Exercise prompt ▸ Below are the records; retype them exactly and omit each picture.

Source records ▸

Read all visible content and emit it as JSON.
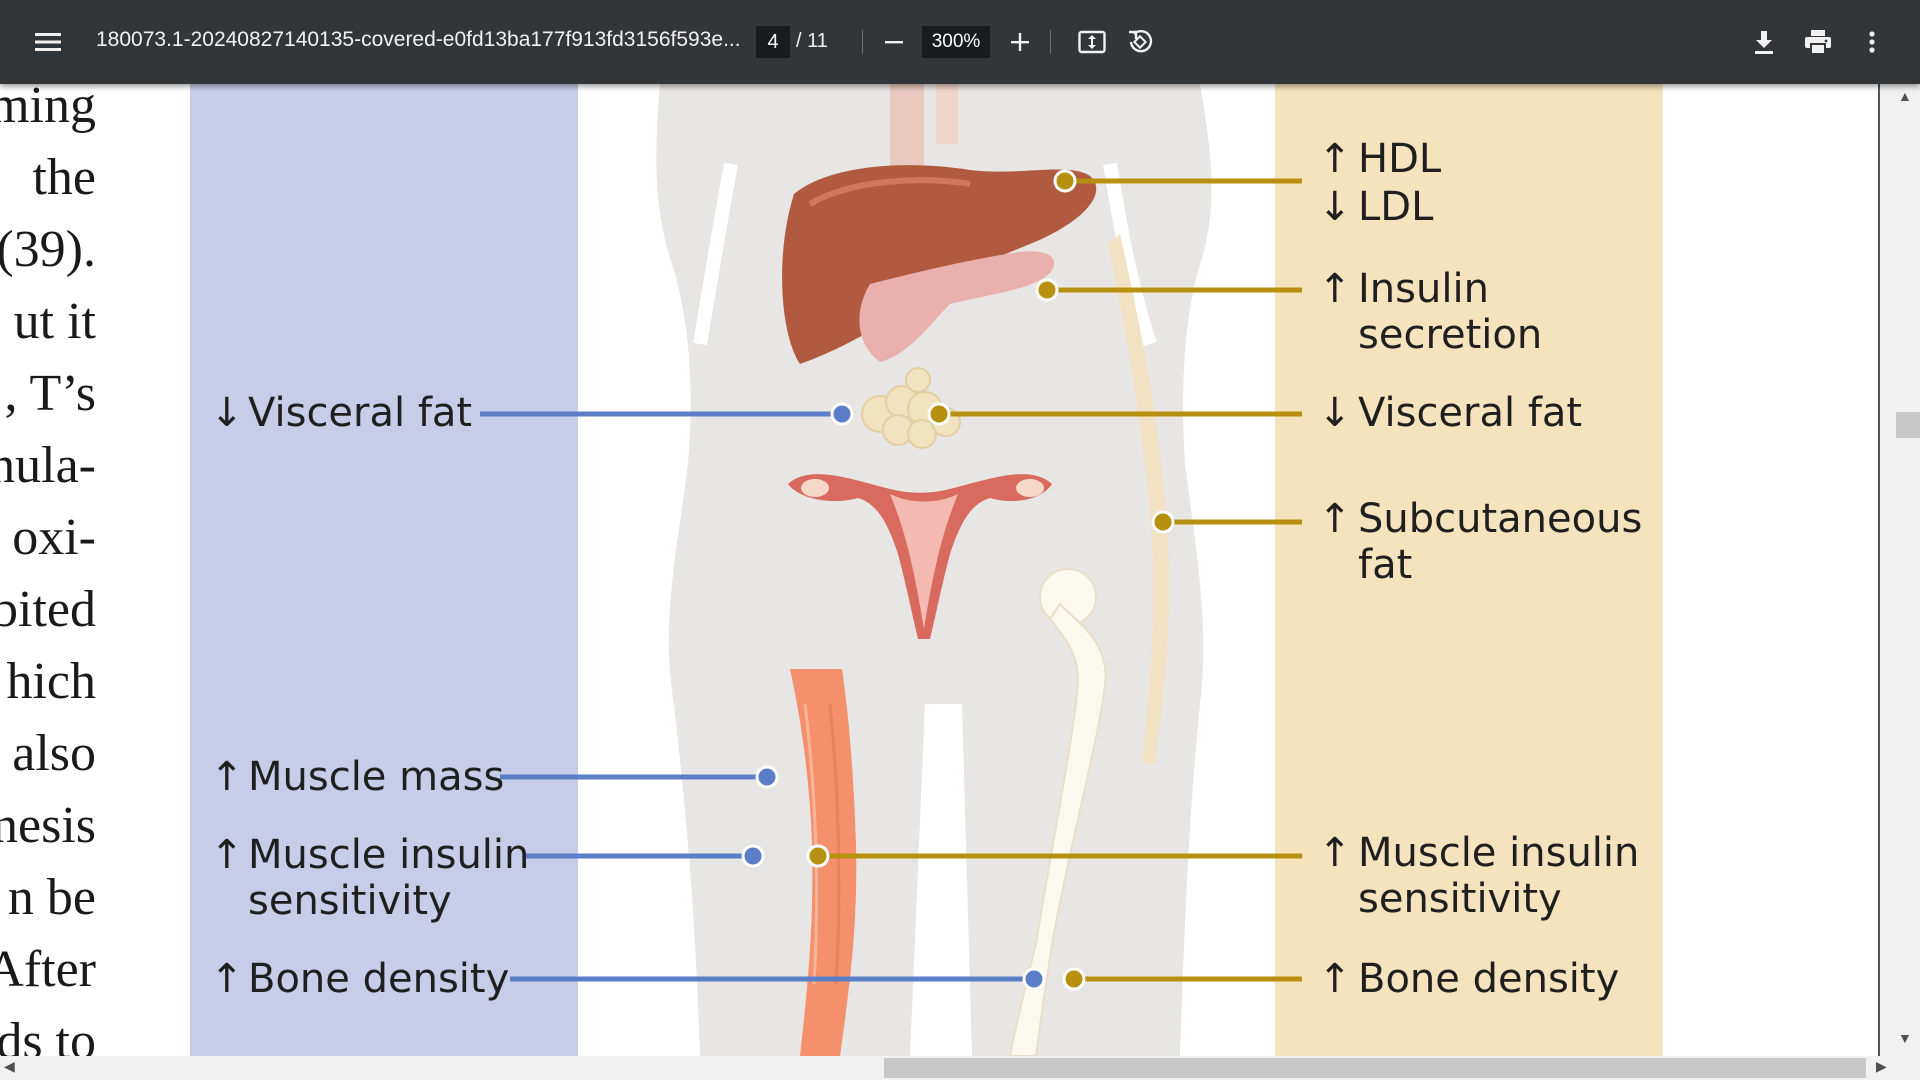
{
  "toolbar": {
    "document_title": "180073.1-20240827140135-covered-e0fd13ba177f913fd3156f593e...",
    "current_page": "4",
    "page_total": "/ 11",
    "zoom": "300%",
    "icons": [
      "menu-icon",
      "zoom-out-icon",
      "zoom-in-icon",
      "fit-page-icon",
      "rotate-icon",
      "download-icon",
      "print-icon",
      "more-vert-icon"
    ]
  },
  "body_text_fragments": [
    "ming",
    "the",
    "(39).",
    "ut it",
    ", T’s",
    "nula-",
    "oxi-",
    "bited",
    "hich",
    "also",
    "nesis",
    "n be",
    "After",
    "ds to"
  ],
  "figure": {
    "colors": {
      "left_panel": "#c7cde9",
      "right_panel": "#f5e3bd",
      "blue_line": "#5a7ec8",
      "gold_line": "#b8900f",
      "silhouette": "#e8e6e4"
    },
    "left_labels": [
      {
        "arrow": "↓",
        "text": "Visceral fat"
      },
      {
        "arrow": "↑",
        "text": "Muscle mass"
      },
      {
        "arrow": "↑",
        "text": "Muscle insulin",
        "line2": "sensitivity"
      },
      {
        "arrow": "↑",
        "text": "Bone density"
      }
    ],
    "right_labels": [
      {
        "arrow": "↑",
        "text": "HDL"
      },
      {
        "arrow": "↓",
        "text": "LDL"
      },
      {
        "arrow": "↑",
        "text": "Insulin",
        "line2": "secretion"
      },
      {
        "arrow": "↓",
        "text": "Visceral fat"
      },
      {
        "arrow": "↑",
        "text": "Subcutaneous",
        "line2": "fat"
      },
      {
        "arrow": "↑",
        "text": "Muscle insulin",
        "line2": "sensitivity"
      },
      {
        "arrow": "↑",
        "text": "Bone density"
      }
    ]
  }
}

Output ▸
Read all visible content and emit it as JSON.
{
  "toolbar": {
    "document_title": "180073.1-20240827140135-covered-e0fd13ba177f913fd3156f593e...",
    "current_page": "4",
    "page_total": "/ 11",
    "zoom": "300%",
    "icons": [
      "menu-icon",
      "zoom-out-icon",
      "zoom-in-icon",
      "fit-page-icon",
      "rotate-icon",
      "download-icon",
      "print-icon",
      "more-vert-icon"
    ]
  },
  "body_text_fragments": [
    "ming",
    "the",
    "(39).",
    "ut it",
    ", T’s",
    "nula-",
    "oxi-",
    "bited",
    "hich",
    "also",
    "nesis",
    "n be",
    "After",
    "ds to"
  ],
  "figure": {
    "colors": {
      "left_panel": "#c7cde9",
      "right_panel": "#f5e3bd",
      "blue_line": "#5a7ec8",
      "gold_line": "#b8900f",
      "silhouette": "#e8e6e4"
    },
    "left_labels": [
      {
        "arrow": "↓",
        "text": "Visceral fat"
      },
      {
        "arrow": "↑",
        "text": "Muscle mass"
      },
      {
        "arrow": "↑",
        "text": "Muscle insulin",
        "line2": "sensitivity"
      },
      {
        "arrow": "↑",
        "text": "Bone density"
      }
    ],
    "right_labels": [
      {
        "arrow": "↑",
        "text": "HDL"
      },
      {
        "arrow": "↓",
        "text": "LDL"
      },
      {
        "arrow": "↑",
        "text": "Insulin",
        "line2": "secretion"
      },
      {
        "arrow": "↓",
        "text": "Visceral fat"
      },
      {
        "arrow": "↑",
        "text": "Subcutaneous",
        "line2": "fat"
      },
      {
        "arrow": "↑",
        "text": "Muscle insulin",
        "line2": "sensitivity"
      },
      {
        "arrow": "↑",
        "text": "Bone density"
      }
    ]
  }
}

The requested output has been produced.